▶ Exercise goal
Output all of the data exactly, keeping any images out of the copy.

---- Listed entries

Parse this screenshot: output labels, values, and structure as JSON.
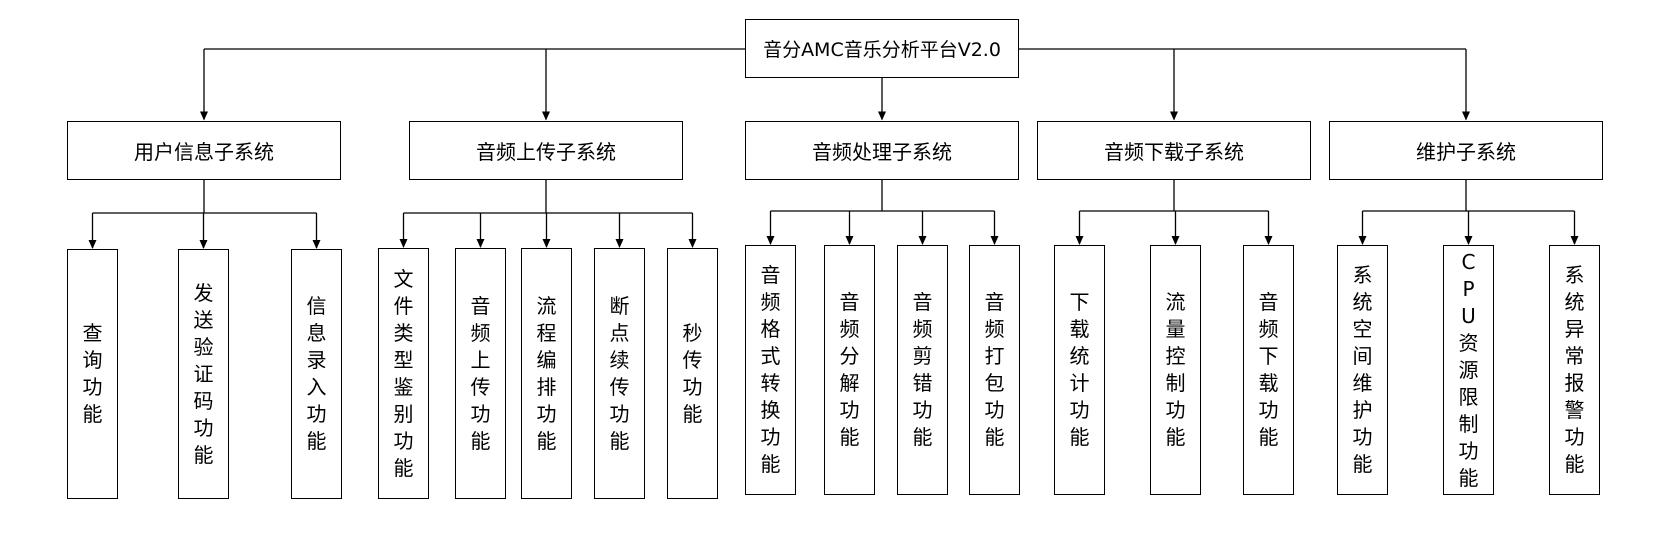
{
  "diagram": {
    "root": "音分AMC音乐分析平台V2.0",
    "subsystems": [
      {
        "name": "用户信息子系统",
        "functions": [
          "查询功能",
          "发送验证码功能",
          "信息录入功能"
        ]
      },
      {
        "name": "音频上传子系统",
        "functions": [
          "文件类型鉴别功能",
          "音频上传功能",
          "流程编排功能",
          "断点续传功能",
          "秒传功能"
        ]
      },
      {
        "name": "音频处理子系统",
        "functions": [
          "音频格式转换功能",
          "音频分解功能",
          "音频剪错功能",
          "音频打包功能"
        ]
      },
      {
        "name": "音频下载子系统",
        "functions": [
          "下载统计功能",
          "流量控制功能",
          "音频下载功能"
        ]
      },
      {
        "name": "维护子系统",
        "functions": [
          "系统空间维护功能",
          "CPU资源限制功能",
          "系统异常报警功能"
        ]
      }
    ]
  }
}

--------

▶ Your response
Parse this screenshot: output labels, values, and structure as JSON.
{
  "diagram": {
    "root": "音分AMC音乐分析平台V2.0",
    "subsystems": [
      {
        "name": "用户信息子系统",
        "functions": [
          "查询功能",
          "发送验证码功能",
          "信息录入功能"
        ]
      },
      {
        "name": "音频上传子系统",
        "functions": [
          "文件类型鉴别功能",
          "音频上传功能",
          "流程编排功能",
          "断点续传功能",
          "秒传功能"
        ]
      },
      {
        "name": "音频处理子系统",
        "functions": [
          "音频格式转换功能",
          "音频分解功能",
          "音频剪错功能",
          "音频打包功能"
        ]
      },
      {
        "name": "音频下载子系统",
        "functions": [
          "下载统计功能",
          "流量控制功能",
          "音频下载功能"
        ]
      },
      {
        "name": "维护子系统",
        "functions": [
          "系统空间维护功能",
          "CPU资源限制功能",
          "系统异常报警功能"
        ]
      }
    ]
  }
}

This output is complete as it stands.